• _Activity_: Of all the lines in the records below, copy only those that contain the string "title".
....
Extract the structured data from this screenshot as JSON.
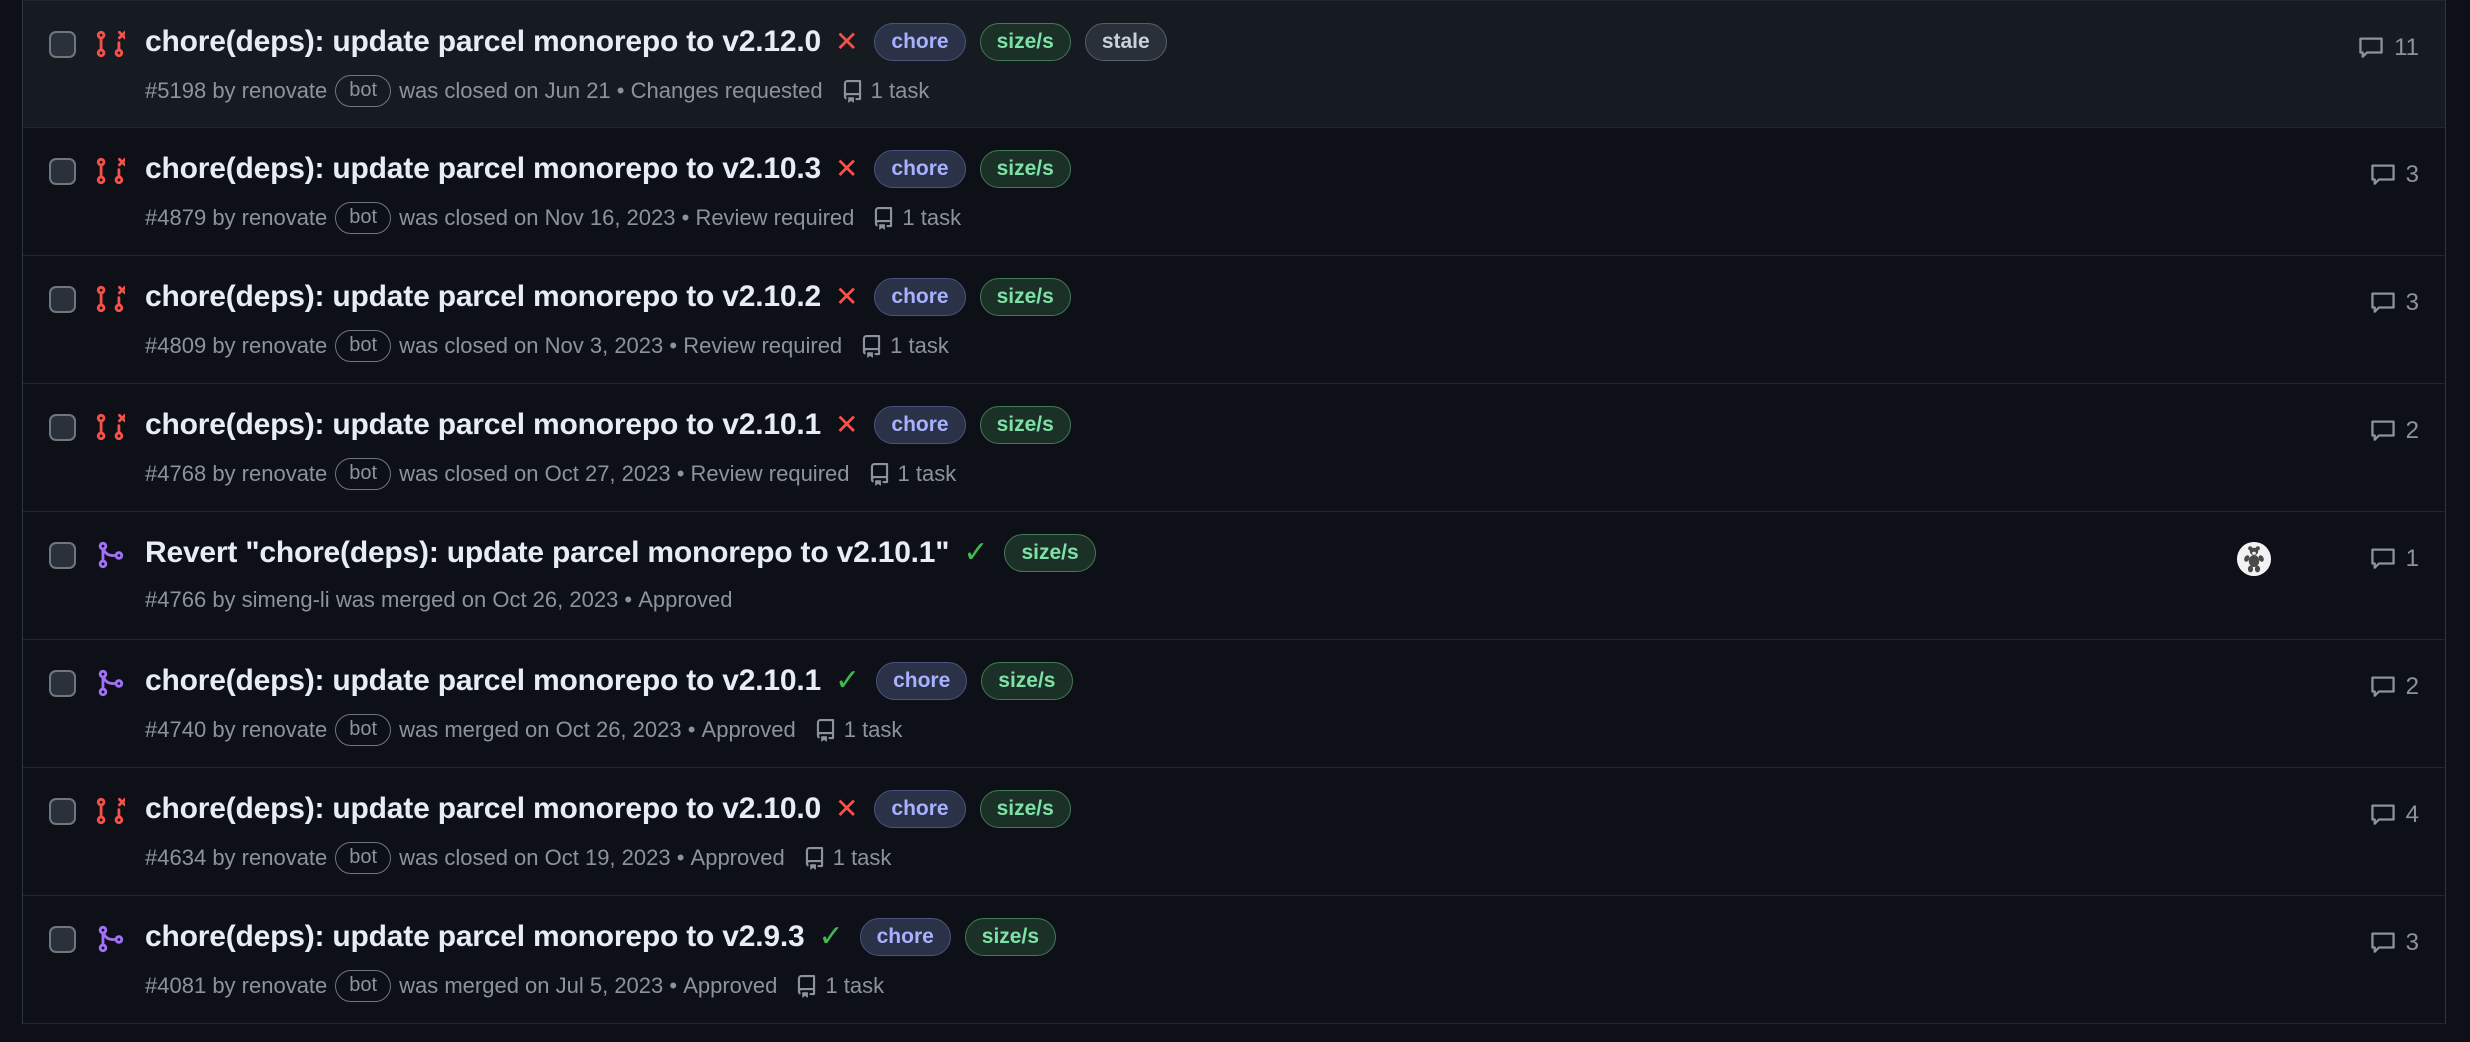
{
  "colors": {
    "background": "#0d1117",
    "row_highlight": "#161b22",
    "border": "#21262d",
    "title": "#e6edf3",
    "meta": "#8b949e",
    "closed_red": "#f85149",
    "merged_purple": "#a371f7",
    "check_green": "#3fb950",
    "label_chore_text": "#a8b1ff",
    "label_size_text": "#7ee2a8",
    "label_stale_text": "#c9d1d9"
  },
  "icons": {
    "checkbox": "checkbox-icon",
    "pr_closed": "pull-request-closed-icon",
    "pr_merged": "git-merge-icon",
    "check": "check-icon",
    "x": "x-icon",
    "tasklist": "tasklist-icon",
    "comment": "comment-icon",
    "avatar": "avatar-icon"
  },
  "rows": [
    {
      "state": "closed",
      "highlight": true,
      "title": "chore(deps): update parcel monorepo to v2.12.0",
      "status_mark": "x",
      "status_symbol": "✕",
      "labels": [
        "chore",
        "size/s",
        "stale"
      ],
      "number": "#5198",
      "author_prefix": "by renovate",
      "bot": "bot",
      "action": "was closed on Jun 21",
      "separator": "•",
      "review": "Changes requested",
      "tasks": "1 task",
      "comments": "11",
      "avatar": false
    },
    {
      "state": "closed",
      "highlight": false,
      "title": "chore(deps): update parcel monorepo to v2.10.3",
      "status_mark": "x",
      "status_symbol": "✕",
      "labels": [
        "chore",
        "size/s"
      ],
      "number": "#4879",
      "author_prefix": "by renovate",
      "bot": "bot",
      "action": "was closed on Nov 16, 2023",
      "separator": "•",
      "review": "Review required",
      "tasks": "1 task",
      "comments": "3",
      "avatar": false
    },
    {
      "state": "closed",
      "highlight": false,
      "title": "chore(deps): update parcel monorepo to v2.10.2",
      "status_mark": "x",
      "status_symbol": "✕",
      "labels": [
        "chore",
        "size/s"
      ],
      "number": "#4809",
      "author_prefix": "by renovate",
      "bot": "bot",
      "action": "was closed on Nov 3, 2023",
      "separator": "•",
      "review": "Review required",
      "tasks": "1 task",
      "comments": "3",
      "avatar": false
    },
    {
      "state": "closed",
      "highlight": false,
      "title": "chore(deps): update parcel monorepo to v2.10.1",
      "status_mark": "x",
      "status_symbol": "✕",
      "labels": [
        "chore",
        "size/s"
      ],
      "number": "#4768",
      "author_prefix": "by renovate",
      "bot": "bot",
      "action": "was closed on Oct 27, 2023",
      "separator": "•",
      "review": "Review required",
      "tasks": "1 task",
      "comments": "2",
      "avatar": false
    },
    {
      "state": "merged",
      "highlight": false,
      "title": "Revert \"chore(deps): update parcel monorepo to v2.10.1\"",
      "status_mark": "check",
      "status_symbol": "✓",
      "labels": [
        "size/s"
      ],
      "number": "#4766",
      "author_prefix": "by simeng-li",
      "bot": "",
      "action": "was merged on Oct 26, 2023",
      "separator": "•",
      "review": "Approved",
      "tasks": "",
      "comments": "1",
      "avatar": true
    },
    {
      "state": "merged",
      "highlight": false,
      "title": "chore(deps): update parcel monorepo to v2.10.1",
      "status_mark": "check",
      "status_symbol": "✓",
      "labels": [
        "chore",
        "size/s"
      ],
      "number": "#4740",
      "author_prefix": "by renovate",
      "bot": "bot",
      "action": "was merged on Oct 26, 2023",
      "separator": "•",
      "review": "Approved",
      "tasks": "1 task",
      "comments": "2",
      "avatar": false
    },
    {
      "state": "closed",
      "highlight": false,
      "title": "chore(deps): update parcel monorepo to v2.10.0",
      "status_mark": "x",
      "status_symbol": "✕",
      "labels": [
        "chore",
        "size/s"
      ],
      "number": "#4634",
      "author_prefix": "by renovate",
      "bot": "bot",
      "action": "was closed on Oct 19, 2023",
      "separator": "•",
      "review": "Approved",
      "tasks": "1 task",
      "comments": "4",
      "avatar": false
    },
    {
      "state": "merged",
      "highlight": false,
      "title": "chore(deps): update parcel monorepo to v2.9.3",
      "status_mark": "check",
      "status_symbol": "✓",
      "labels": [
        "chore",
        "size/s"
      ],
      "number": "#4081",
      "author_prefix": "by renovate",
      "bot": "bot",
      "action": "was merged on Jul 5, 2023",
      "separator": "•",
      "review": "Approved",
      "tasks": "1 task",
      "comments": "3",
      "avatar": false
    }
  ]
}
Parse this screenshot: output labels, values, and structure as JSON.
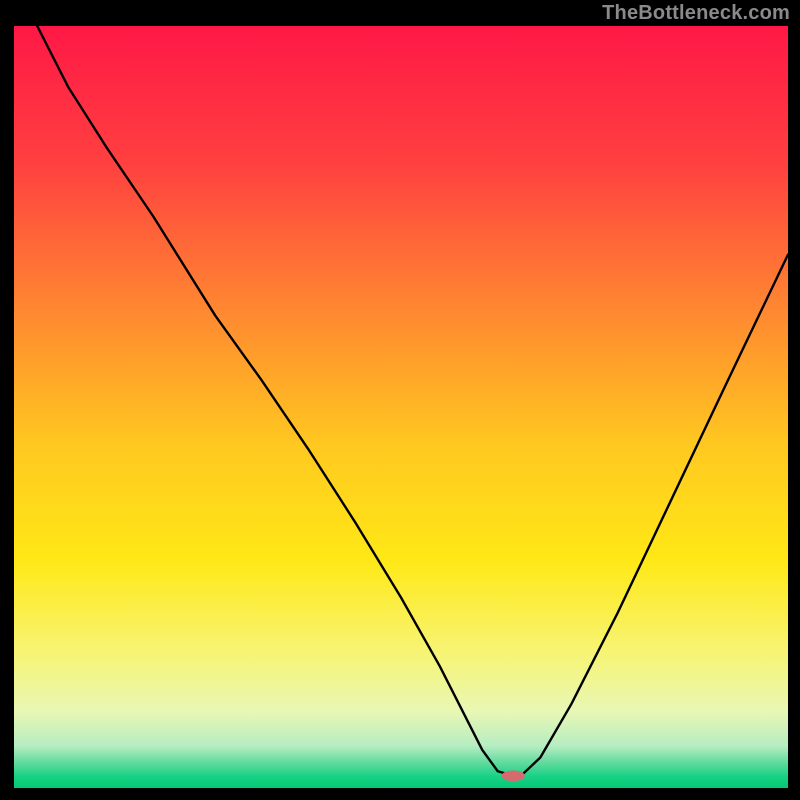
{
  "watermark": "TheBottleneck.com",
  "chart_data": {
    "type": "line",
    "title": "",
    "xlabel": "",
    "ylabel": "",
    "xlim": [
      0,
      100
    ],
    "ylim": [
      0,
      100
    ],
    "grid": false,
    "legend": false,
    "background": {
      "type": "vertical-gradient",
      "stops": [
        {
          "pos": 0.0,
          "color": "#ff1846"
        },
        {
          "pos": 0.18,
          "color": "#ff4040"
        },
        {
          "pos": 0.38,
          "color": "#ff8a30"
        },
        {
          "pos": 0.55,
          "color": "#ffc820"
        },
        {
          "pos": 0.7,
          "color": "#ffe816"
        },
        {
          "pos": 0.82,
          "color": "#f7f472"
        },
        {
          "pos": 0.9,
          "color": "#e8f7b4"
        },
        {
          "pos": 0.945,
          "color": "#b6edc2"
        },
        {
          "pos": 0.965,
          "color": "#68dca0"
        },
        {
          "pos": 0.985,
          "color": "#18d184"
        },
        {
          "pos": 1.0,
          "color": "#03c977"
        }
      ]
    },
    "series": [
      {
        "name": "bottleneck-curve",
        "x": [
          3,
          7,
          12,
          18,
          26,
          32,
          38,
          44,
          50,
          55,
          58.5,
          60.5,
          62.5,
          64.5,
          65.5,
          68,
          72,
          78,
          85,
          92,
          100
        ],
        "y": [
          100,
          92,
          84,
          75,
          62,
          53.5,
          44.5,
          35,
          25,
          16,
          9,
          5,
          2.2,
          1.6,
          1.6,
          4,
          11,
          23,
          38,
          53,
          70
        ]
      }
    ],
    "marker": {
      "name": "optimal-point",
      "x": 64.5,
      "y": 1.6,
      "color": "#d66a6f",
      "rx": 1.5,
      "ry": 0.7
    }
  }
}
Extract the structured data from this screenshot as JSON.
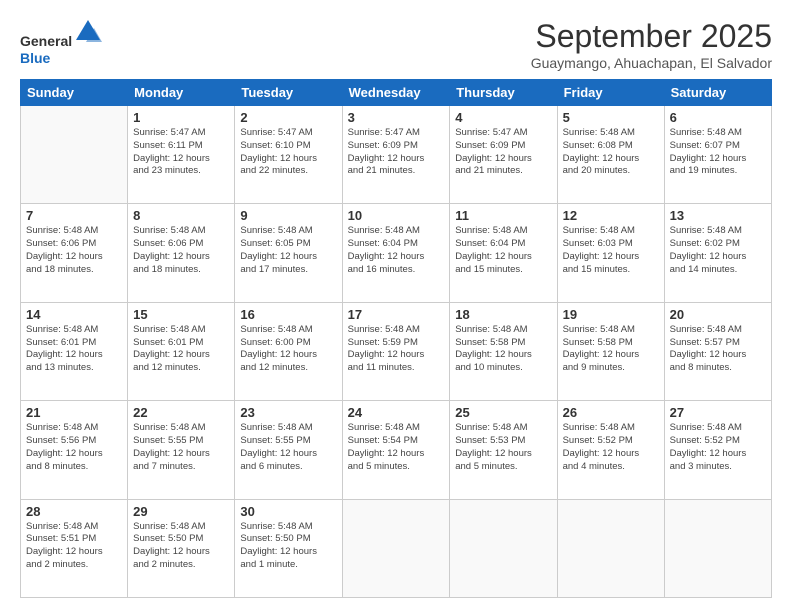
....
• _Written response_:
    "title": "#e6edf3",
      "title": "chore(deps): update parcel monorepo to v2.12.0",
      "title": "chore(deps): update parcel monorepo to v2.10.3",
      "title": "chore(deps): update parcel monorepo to v2.10.2",
      "title": "chore(deps): update parcel monorepo to v2.10.1",
      "title": "Revert \"chore(deps): update parcel monorepo to v2.10.1\"",
      "title": "chore(deps): update parcel monorepo to v2.10.1",
      "title": "chore(deps): update parcel monorepo to v2.10.0",
      "title": "chore(deps): update parcel monorepo to v2.9.3",
    "title": "",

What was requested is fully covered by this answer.